[[ Material for the task open ]]
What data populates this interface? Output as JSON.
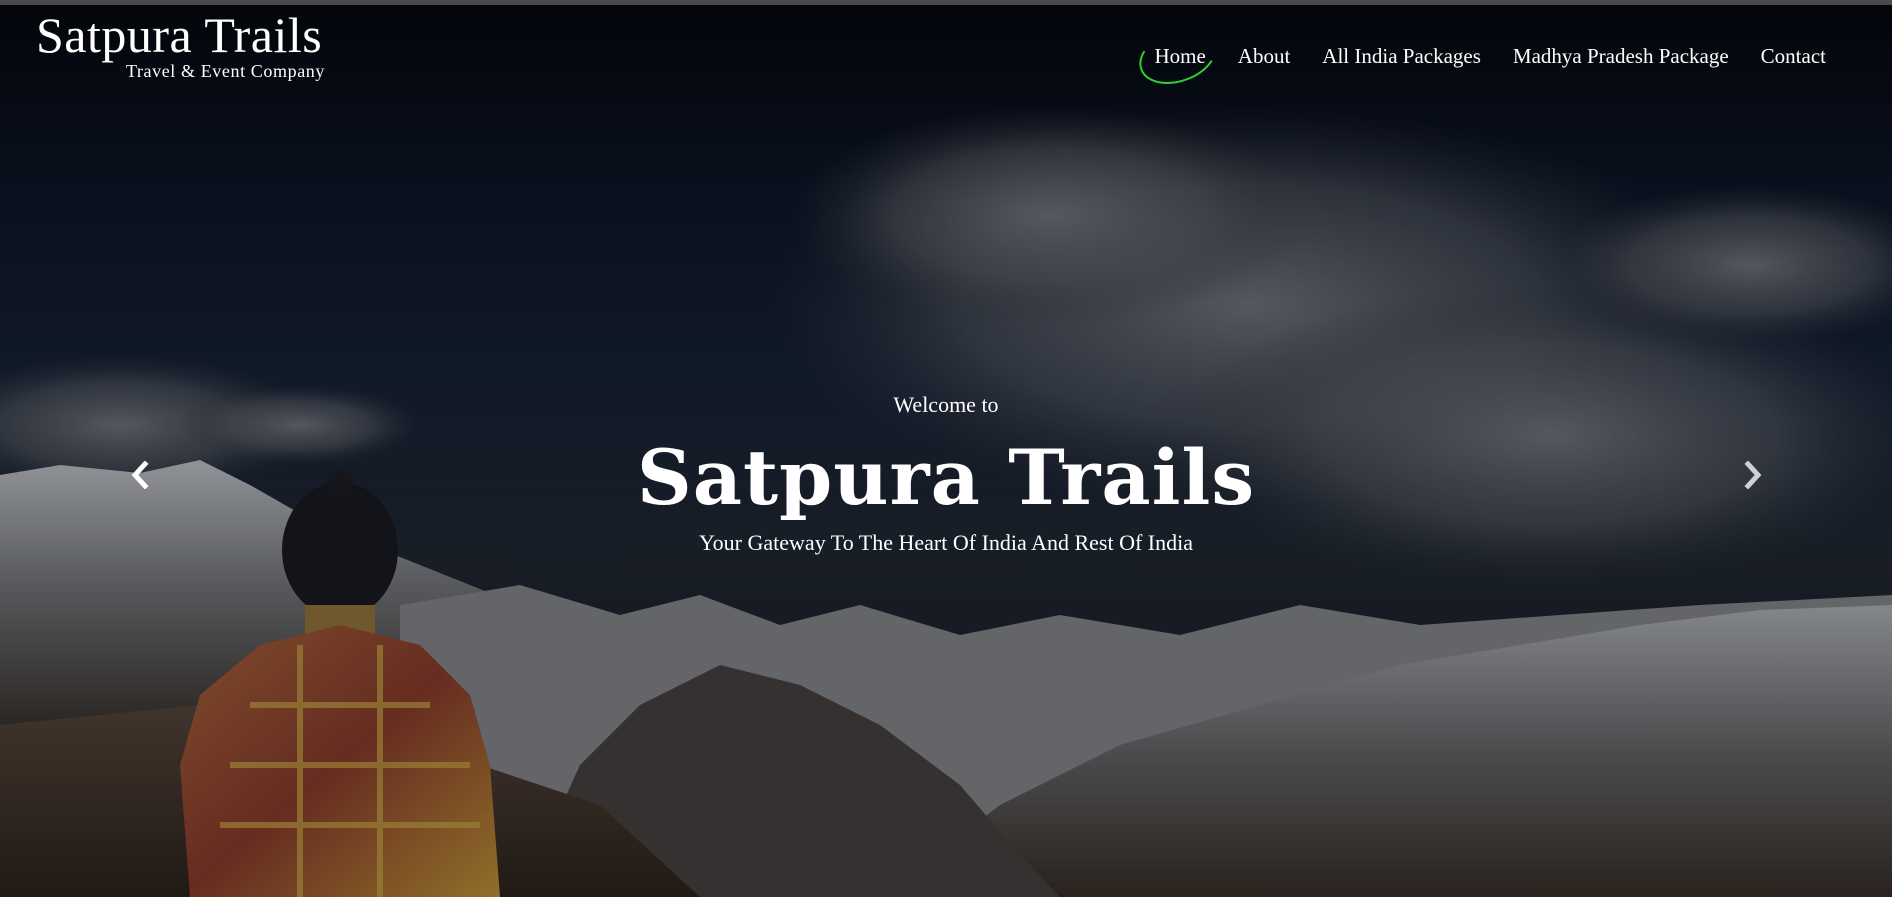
{
  "brand": {
    "title": "Satpura Trails",
    "subtitle": "Travel & Event Company"
  },
  "nav": {
    "items": [
      {
        "label": "Home",
        "active": true
      },
      {
        "label": "About",
        "active": false
      },
      {
        "label": "All India Packages",
        "active": false
      },
      {
        "label": "Madhya Pradesh Package",
        "active": false
      },
      {
        "label": "Contact",
        "active": false
      }
    ]
  },
  "hero": {
    "welcome": "Welcome to",
    "title": "Satpura Trails",
    "tagline": "Your Gateway To The Heart Of India And Rest Of India",
    "prev_icon": "chevron-left-icon",
    "next_icon": "chevron-right-icon"
  },
  "colors": {
    "active_nav_ring": "#2fd12f",
    "text": "#ffffff"
  }
}
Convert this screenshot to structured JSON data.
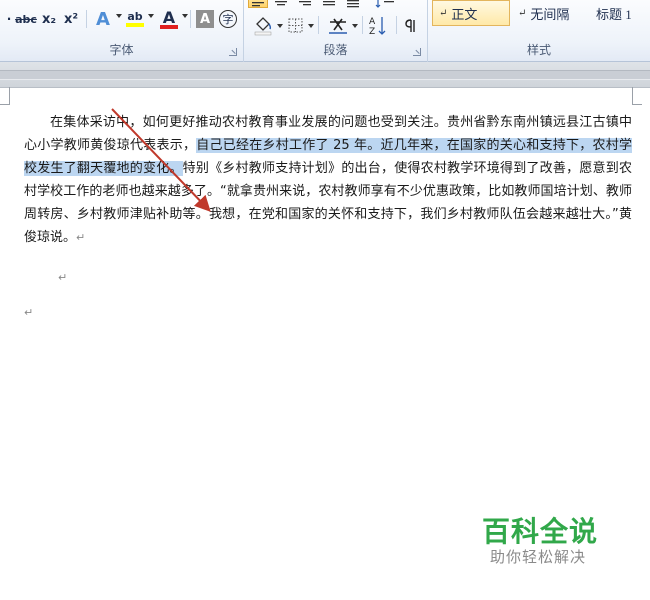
{
  "ribbon": {
    "font_group": {
      "label": "字体",
      "strikethrough": "abc",
      "subscript": "x₂",
      "superscript": "x²",
      "text_effects": "A",
      "highlight": "ab",
      "font_color": "A",
      "char_shading": "A",
      "enclose_char": "字"
    },
    "paragraph_group": {
      "label": "段落"
    },
    "styles_group": {
      "label": "样式",
      "styles": [
        "正文",
        "无间隔",
        "标题 1"
      ],
      "selected": "正文"
    }
  },
  "document": {
    "para_before": "在集体采访中，如何更好推动农村教育事业发展的问题也受到关注。贵州省黔东南州镇远县江古镇中心小学教师黄俊琼代表表示，",
    "para_selected": "自己已经在乡村工作了 25 年。近几年来，在国家的关心和支持下，农村学校发生了翻天覆地的变化。",
    "para_after": "特别《乡村教师支持计划》的出台，使得农村教学环境得到了改善，愿意到农村学校工作的老师也越来越多了。“就拿贵州来说，农村教师享有不少优惠政策，比如教师国培计划、教师周转房、乡村教师津贴补助等。我想，在党和国家的关怀和支持下，我们乡村教师队伍会越来越壮大。”黄俊琼说。",
    "paragraph_mark": "↵"
  },
  "watermark": {
    "title": "百科全说",
    "subtitle": "助你轻松解决"
  },
  "colors": {
    "selection": "#bcd6f1",
    "arrow": "#c0392b",
    "watermark_green": "#31a84a"
  }
}
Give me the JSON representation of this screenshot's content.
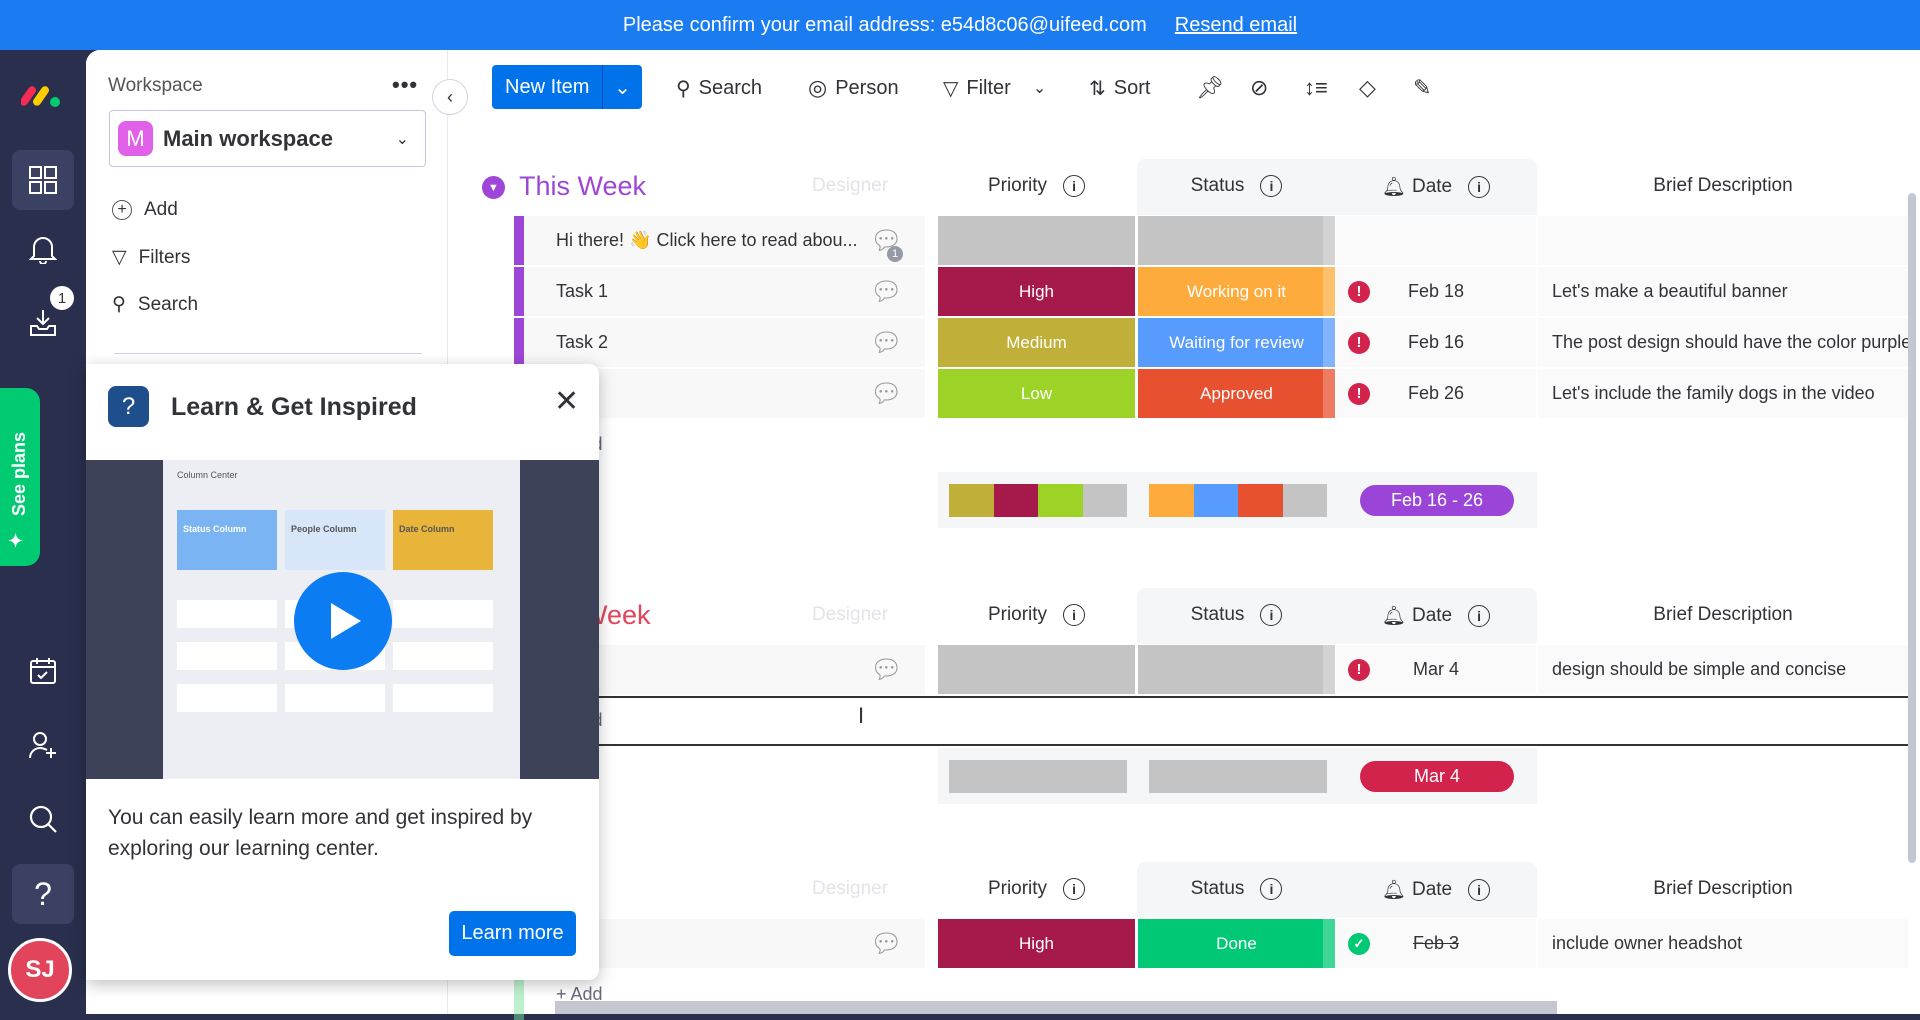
{
  "banner": {
    "text": "Please confirm your email address: e54d8c06@uifeed.com",
    "link": "Resend email",
    "color": "#1a7cf0"
  },
  "leftbar": {
    "notification_badge": "1",
    "see_plans": "See plans",
    "avatar_initials": "SJ",
    "avatar_color": "#e2445c",
    "icons": [
      "monday-logo-icon",
      "workspace-grid-icon",
      "bell-icon",
      "inbox-download-icon",
      "calendar-icon",
      "invite-person-icon",
      "search-icon",
      "help-icon"
    ]
  },
  "workspace": {
    "label": "Workspace",
    "selected": "Main workspace",
    "avatar_letter": "M",
    "menu": [
      "Add",
      "Filters",
      "Search"
    ]
  },
  "toolbar": {
    "new_item": "New Item",
    "search": "Search",
    "person": "Person",
    "filter": "Filter",
    "sort": "Sort",
    "icons": [
      "pin-icon",
      "hide-icon",
      "row-height-icon",
      "color-fill-icon",
      "edit-icon"
    ]
  },
  "columns": {
    "designer": "Designer",
    "priority": "Priority",
    "status": "Status",
    "date": "Date",
    "brief": "Brief Description"
  },
  "colors": {
    "High": "#a5194b",
    "Medium": "#c0b03a",
    "Low": "#9cd326",
    "Working on it": "#fdab3d",
    "Waiting for review": "#579bfc",
    "Approved": "#e8512f",
    "Done": "#00c875",
    "empty": "#c4c4c4"
  },
  "groups": [
    {
      "title": "This Week",
      "color": "#9d46d8",
      "rows": [
        {
          "name": "Hi there! 👋 Click here to read abou...",
          "priority": "",
          "status": "",
          "date": "",
          "date_icon": "",
          "brief": "",
          "updates": "1"
        },
        {
          "name": "Task 1",
          "priority": "High",
          "status": "Working on it",
          "date": "Feb 18",
          "date_icon": "alert",
          "brief": "Let's make a beautiful banner"
        },
        {
          "name": "Task 2",
          "priority": "Medium",
          "status": "Waiting for review",
          "date": "Feb 16",
          "date_icon": "alert",
          "brief": "The post design should have the color purple"
        },
        {
          "name": "",
          "priority": "Low",
          "status": "Approved",
          "date": "Feb 26",
          "date_icon": "alert",
          "brief": "Let's include the family dogs in the video"
        }
      ],
      "add": "+ Add",
      "summary_date": "Feb 16 - 26",
      "summary_color": "#9b45d8",
      "priority_mix": [
        "Medium",
        "High",
        "Low",
        "empty"
      ],
      "status_mix": [
        "Working on it",
        "Waiting for review",
        "Approved",
        "empty"
      ]
    },
    {
      "title": "Next Week",
      "color": "#e2445c",
      "rows": [
        {
          "name": "",
          "priority": "",
          "status": "",
          "date": "Mar 4",
          "date_icon": "alert",
          "brief": "design should be simple and concise"
        }
      ],
      "add": "+ Add",
      "summary_date": "Mar 4",
      "summary_color": "#d2234d",
      "priority_mix": [
        "empty"
      ],
      "status_mix": [
        "empty"
      ]
    },
    {
      "title": "",
      "color": "#7be2a0",
      "rows": [
        {
          "name": "",
          "priority": "High",
          "status": "Done",
          "date": "Feb 3",
          "date_icon": "check",
          "date_struck": true,
          "brief": "include owner headshot"
        }
      ],
      "add": "+ Add"
    }
  ],
  "popup": {
    "title": "Learn & Get Inspired",
    "body": "You can easily learn more and get inspired by exploring our learning center.",
    "button": "Learn more",
    "preview": {
      "title": "Column Center",
      "cards": [
        "Status Column",
        "People Column",
        "Date Column"
      ]
    }
  }
}
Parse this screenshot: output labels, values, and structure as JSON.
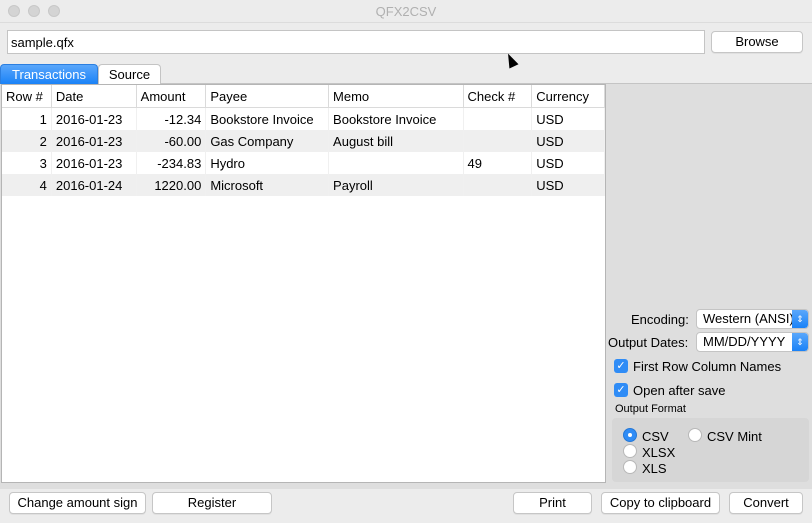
{
  "window": {
    "title": "QFX2CSV"
  },
  "file": {
    "path": "sample.qfx",
    "browse_label": "Browse"
  },
  "tabs": [
    {
      "label": "Transactions",
      "active": true
    },
    {
      "label": "Source",
      "active": false
    }
  ],
  "table": {
    "columns": [
      "Row #",
      "Date",
      "Amount",
      "Payee",
      "Memo",
      "Check #",
      "Currency"
    ],
    "rows": [
      [
        "1",
        "2016-01-23",
        "-12.34",
        "Bookstore Invoice",
        "Bookstore Invoice",
        "",
        "USD"
      ],
      [
        "2",
        "2016-01-23",
        "-60.00",
        "Gas Company",
        "August bill",
        "",
        "USD"
      ],
      [
        "3",
        "2016-01-23",
        "-234.83",
        "Hydro",
        "",
        "49",
        "USD"
      ],
      [
        "4",
        "2016-01-24",
        "1220.00",
        "Microsoft",
        "Payroll",
        "",
        "USD"
      ]
    ]
  },
  "options": {
    "encoding_label": "Encoding:",
    "encoding_value": "Western (ANSI)",
    "output_dates_label": "Output Dates:",
    "output_dates_value": "MM/DD/YYYY",
    "first_row_label": "First Row Column Names",
    "first_row_checked": true,
    "open_after_save_label": "Open after save",
    "open_after_save_checked": true,
    "output_format_label": "Output Format",
    "formats": [
      {
        "label": "CSV",
        "selected": true
      },
      {
        "label": "CSV Mint",
        "selected": false
      },
      {
        "label": "XLSX",
        "selected": false
      },
      {
        "label": "XLS",
        "selected": false
      }
    ]
  },
  "buttons": {
    "change_sign": "Change amount sign",
    "register": "Register",
    "print": "Print",
    "copy": "Copy to clipboard",
    "convert": "Convert"
  },
  "icons": {
    "check": "✓",
    "updown": "⇕"
  },
  "colors": {
    "accent": "#1a82f7"
  }
}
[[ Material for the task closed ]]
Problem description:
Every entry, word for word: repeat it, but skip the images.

The completed task:
What data populates this interface? Output as JSON.
{
  "brand": {
    "title": "Satpura Trails",
    "subtitle": "Travel & Event Company"
  },
  "nav": {
    "items": [
      {
        "label": "Home",
        "active": true
      },
      {
        "label": "About",
        "active": false
      },
      {
        "label": "All India Packages",
        "active": false
      },
      {
        "label": "Madhya Pradesh Package",
        "active": false
      },
      {
        "label": "Contact",
        "active": false
      }
    ]
  },
  "hero": {
    "welcome": "Welcome to",
    "title": "Satpura Trails",
    "tagline": "Your Gateway To The Heart Of India And Rest Of India",
    "prev_icon": "chevron-left-icon",
    "next_icon": "chevron-right-icon"
  },
  "colors": {
    "active_nav_ring": "#2fd12f",
    "text": "#ffffff"
  }
}
Convert this screenshot to structured JSON data.
{
  "ribbon": {
    "font_group": {
      "label": "字体",
      "strikethrough": "abc",
      "subscript": "x₂",
      "superscript": "x²",
      "text_effects": "A",
      "highlight": "ab",
      "font_color": "A",
      "char_shading": "A",
      "enclose_char": "字"
    },
    "paragraph_group": {
      "label": "段落"
    },
    "styles_group": {
      "label": "样式",
      "styles": [
        "正文",
        "无间隔",
        "标题 1"
      ],
      "selected": "正文"
    }
  },
  "document": {
    "para_before": "在集体采访中，如何更好推动农村教育事业发展的问题也受到关注。贵州省黔东南州镇远县江古镇中心小学教师黄俊琼代表表示，",
    "para_selected": "自己已经在乡村工作了 25 年。近几年来，在国家的关心和支持下，农村学校发生了翻天覆地的变化。",
    "para_after": "特别《乡村教师支持计划》的出台，使得农村教学环境得到了改善，愿意到农村学校工作的老师也越来越多了。“就拿贵州来说，农村教师享有不少优惠政策，比如教师国培计划、教师周转房、乡村教师津贴补助等。我想，在党和国家的关怀和支持下，我们乡村教师队伍会越来越壮大。”黄俊琼说。",
    "paragraph_mark": "↵"
  },
  "watermark": {
    "title": "百科全说",
    "subtitle": "助你轻松解决"
  },
  "colors": {
    "selection": "#bcd6f1",
    "arrow": "#c0392b",
    "watermark_green": "#31a84a"
  }
}
Give me the JSON representation of this screenshot's content.
{
  "banner": {
    "text": "Please confirm your email address: e54d8c06@uifeed.com",
    "link": "Resend email",
    "color": "#1a7cf0"
  },
  "leftbar": {
    "notification_badge": "1",
    "see_plans": "See plans",
    "avatar_initials": "SJ",
    "avatar_color": "#e2445c",
    "icons": [
      "monday-logo-icon",
      "workspace-grid-icon",
      "bell-icon",
      "inbox-download-icon",
      "calendar-icon",
      "invite-person-icon",
      "search-icon",
      "help-icon"
    ]
  },
  "workspace": {
    "label": "Workspace",
    "selected": "Main workspace",
    "avatar_letter": "M",
    "menu": [
      "Add",
      "Filters",
      "Search"
    ]
  },
  "toolbar": {
    "new_item": "New Item",
    "search": "Search",
    "person": "Person",
    "filter": "Filter",
    "sort": "Sort",
    "icons": [
      "pin-icon",
      "hide-icon",
      "row-height-icon",
      "color-fill-icon",
      "edit-icon"
    ]
  },
  "columns": {
    "designer": "Designer",
    "priority": "Priority",
    "status": "Status",
    "date": "Date",
    "brief": "Brief Description"
  },
  "colors": {
    "High": "#a5194b",
    "Medium": "#c0b03a",
    "Low": "#9cd326",
    "Working on it": "#fdab3d",
    "Waiting for review": "#579bfc",
    "Approved": "#e8512f",
    "Done": "#00c875",
    "empty": "#c4c4c4"
  },
  "groups": [
    {
      "title": "This Week",
      "color": "#9d46d8",
      "rows": [
        {
          "name": "Hi there! 👋 Click here to read abou...",
          "priority": "",
          "status": "",
          "date": "",
          "date_icon": "",
          "brief": "",
          "updates": "1"
        },
        {
          "name": "Task 1",
          "priority": "High",
          "status": "Working on it",
          "date": "Feb 18",
          "date_icon": "alert",
          "brief": "Let's make a beautiful banner"
        },
        {
          "name": "Task 2",
          "priority": "Medium",
          "status": "Waiting for review",
          "date": "Feb 16",
          "date_icon": "alert",
          "brief": "The post design should have the color purple"
        },
        {
          "name": "",
          "priority": "Low",
          "status": "Approved",
          "date": "Feb 26",
          "date_icon": "alert",
          "brief": "Let's include the family dogs in the video"
        }
      ],
      "add": "+ Add",
      "summary_date": "Feb 16 - 26",
      "summary_color": "#9b45d8",
      "priority_mix": [
        "Medium",
        "High",
        "Low",
        "empty"
      ],
      "status_mix": [
        "Working on it",
        "Waiting for review",
        "Approved",
        "empty"
      ]
    },
    {
      "title": "Next Week",
      "color": "#e2445c",
      "rows": [
        {
          "name": "",
          "priority": "",
          "status": "",
          "date": "Mar 4",
          "date_icon": "alert",
          "brief": "design should be simple and concise"
        }
      ],
      "add": "+ Add",
      "summary_date": "Mar 4",
      "summary_color": "#d2234d",
      "priority_mix": [
        "empty"
      ],
      "status_mix": [
        "empty"
      ]
    },
    {
      "title": "",
      "color": "#7be2a0",
      "rows": [
        {
          "name": "",
          "priority": "High",
          "status": "Done",
          "date": "Feb 3",
          "date_icon": "check",
          "date_struck": true,
          "brief": "include owner headshot"
        }
      ],
      "add": "+ Add"
    }
  ],
  "popup": {
    "title": "Learn & Get Inspired",
    "body": "You can easily learn more and get inspired by exploring our learning center.",
    "button": "Learn more",
    "preview": {
      "title": "Column Center",
      "cards": [
        "Status Column",
        "People Column",
        "Date Column"
      ]
    }
  }
}
Parse this screenshot: output labels, values, and structure as JSON.
{
  "window": {
    "title": "QFX2CSV"
  },
  "file": {
    "path": "sample.qfx",
    "browse_label": "Browse"
  },
  "tabs": [
    {
      "label": "Transactions",
      "active": true
    },
    {
      "label": "Source",
      "active": false
    }
  ],
  "table": {
    "columns": [
      "Row #",
      "Date",
      "Amount",
      "Payee",
      "Memo",
      "Check #",
      "Currency"
    ],
    "rows": [
      [
        "1",
        "2016-01-23",
        "-12.34",
        "Bookstore Invoice",
        "Bookstore Invoice",
        "",
        "USD"
      ],
      [
        "2",
        "2016-01-23",
        "-60.00",
        "Gas Company",
        "August bill",
        "",
        "USD"
      ],
      [
        "3",
        "2016-01-23",
        "-234.83",
        "Hydro",
        "",
        "49",
        "USD"
      ],
      [
        "4",
        "2016-01-24",
        "1220.00",
        "Microsoft",
        "Payroll",
        "",
        "USD"
      ]
    ]
  },
  "options": {
    "encoding_label": "Encoding:",
    "encoding_value": "Western (ANSI)",
    "output_dates_label": "Output Dates:",
    "output_dates_value": "MM/DD/YYYY",
    "first_row_label": "First Row Column Names",
    "first_row_checked": true,
    "open_after_save_label": "Open after save",
    "open_after_save_checked": true,
    "output_format_label": "Output Format",
    "formats": [
      {
        "label": "CSV",
        "selected": true
      },
      {
        "label": "CSV Mint",
        "selected": false
      },
      {
        "label": "XLSX",
        "selected": false
      },
      {
        "label": "XLS",
        "selected": false
      }
    ]
  },
  "buttons": {
    "change_sign": "Change amount sign",
    "register": "Register",
    "print": "Print",
    "copy": "Copy to clipboard",
    "convert": "Convert"
  },
  "icons": {
    "check": "✓",
    "updown": "⇕"
  },
  "colors": {
    "accent": "#1a82f7"
  }
}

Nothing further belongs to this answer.